Was Judge’s Decision On FDA Authority Over Stem Cell Clinic A Shot Across The Bow Or An Easily Dismissed Pinprick?
The stem cell industry is regarded as unregulated and dangerous, but recently a judge granted FDA the authority to oversee a popular procedure at a bustling Florida clinic. While safety advocates cheered the decision, it's unclear how much of an impact that will have on an industry that's comprised of hundreds of such clinics scattered across the country.
The New York Times:
A Judge Rules Against One Stem-Cell Clinic. There Are Hundreds Of Them.
A judicial ruling this month that will stop questionable stem-cell treatments at a clinic in Florida is widely seen as a warning to a flourishing industry that has attracted huge numbers of patients, who pay thousands of dollars for unproven, risky procedures.
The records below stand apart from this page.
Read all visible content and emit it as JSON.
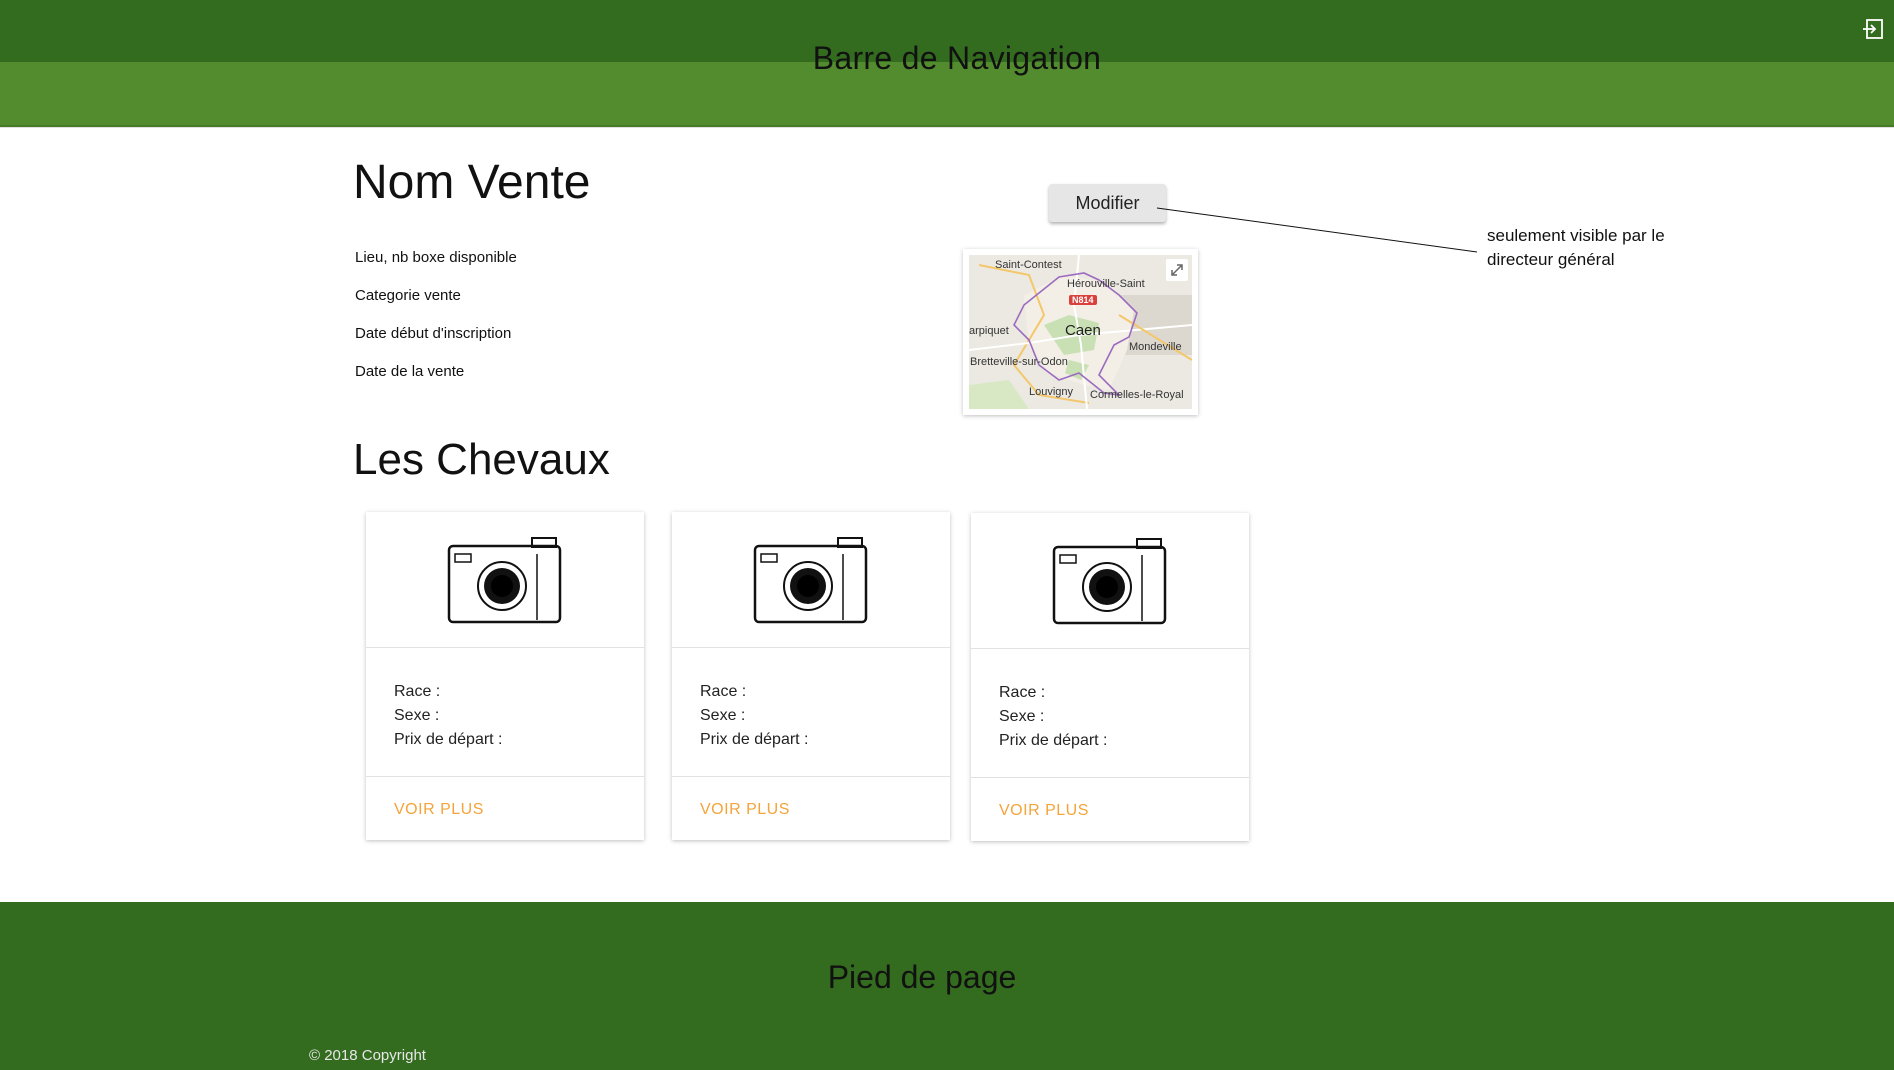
{
  "nav": {
    "title": "Barre de Navigation",
    "logout_icon": "logout-icon"
  },
  "sale": {
    "title": "Nom Vente",
    "info": [
      "Lieu, nb boxe disponible",
      "Categorie vente",
      "Date début d'inscription",
      "Date de la vente"
    ],
    "modify_label": "Modifier",
    "annotation": "seulement visible par le directeur général"
  },
  "map": {
    "labels": {
      "saint_contest": "Saint-Contest",
      "herouville": "Hérouville-Saint",
      "road": "N814",
      "carpiquet": "arpiquet",
      "caen": "Caen",
      "mondeville": "Mondeville",
      "bretteville": "Bretteville-sur-Odon",
      "louvigny": "Louvigny",
      "cormelles": "Cormelles-le-Royal"
    },
    "expand_icon": "expand-icon"
  },
  "horses": {
    "title": "Les Chevaux",
    "cards": [
      {
        "race": "Race :",
        "sexe": "Sexe :",
        "prix": "Prix de départ :",
        "action": "VOIR PLUS",
        "image_icon": "camera-icon"
      },
      {
        "race": "Race :",
        "sexe": "Sexe :",
        "prix": "Prix de départ :",
        "action": "VOIR PLUS",
        "image_icon": "camera-icon"
      },
      {
        "race": "Race :",
        "sexe": "Sexe :",
        "prix": "Prix de départ :",
        "action": "VOIR PLUS",
        "image_icon": "camera-icon"
      }
    ]
  },
  "footer": {
    "title": "Pied de page",
    "copyright": "© 2018 Copyright"
  },
  "colors": {
    "nav_dark": "#336b1f",
    "nav_light": "#528c2f",
    "footer": "#336b1f",
    "action": "#f4a43a",
    "button_bg": "#e6e6e6"
  }
}
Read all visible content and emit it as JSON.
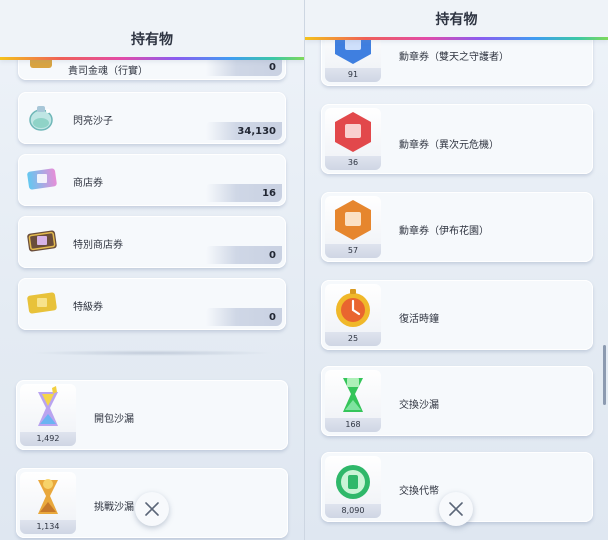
{
  "left": {
    "title": "持有物",
    "items": [
      {
        "name": "貴司金魂（行實）",
        "count": "0"
      },
      {
        "name": "閃亮沙子",
        "count": "34,130"
      },
      {
        "name": "商店券",
        "count": "16"
      },
      {
        "name": "特別商店券",
        "count": "0"
      },
      {
        "name": "特級券",
        "count": "0"
      }
    ],
    "big_items": [
      {
        "name": "開包沙漏",
        "count": "1,492"
      },
      {
        "name": "挑戰沙漏",
        "count": "1,134"
      }
    ]
  },
  "right": {
    "title": "持有物",
    "items": [
      {
        "name": "勳章券（雙天之守護者）",
        "count": "91"
      },
      {
        "name": "勳章券（異次元危機）",
        "count": "36"
      },
      {
        "name": "勳章券（伊布花園）",
        "count": "57"
      },
      {
        "name": "復活時鐘",
        "count": "25"
      },
      {
        "name": "交換沙漏",
        "count": "168"
      },
      {
        "name": "交換代幣",
        "count": "8,090"
      }
    ]
  },
  "icons": {
    "close": "close-icon",
    "colors": {
      "accent_text": "#2e3442",
      "medal_blue": "#3f7fe0",
      "medal_red": "#e2484b",
      "medal_orange": "#e6862e",
      "clock_gold": "#f0b82a",
      "hourglass_green": "#35c55a",
      "coin_green": "#2fb86a"
    }
  }
}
But with little regulatory oversight for the hundreds of clinics operating these lucrative businesses across the country, it’s too soon to tell how far the impact might reach. (Grady, 6/10)
In other news —
Stem Cell Clinics Co-Opt Clinical-Trials Registry To Market Unproven Therapies, Critics Say
A few weeks ago, if you’d been scouring the ever-expanding mass of digitized federal paperwork, you might have noticed a contradiction. On the one hand, the Food and Drug Administration issued a letter stating that what an Arizona distributor was selling as stem cell therapies were “unapproved” and posed “safety concerns.” On the other, a National Institutes of Health database — clinicaltrials.gov — went right on listing the same merchant’s studies, with a link to the company’s website and the word “Recruiting” displayed invitingly in green. (Boodman, 6/11)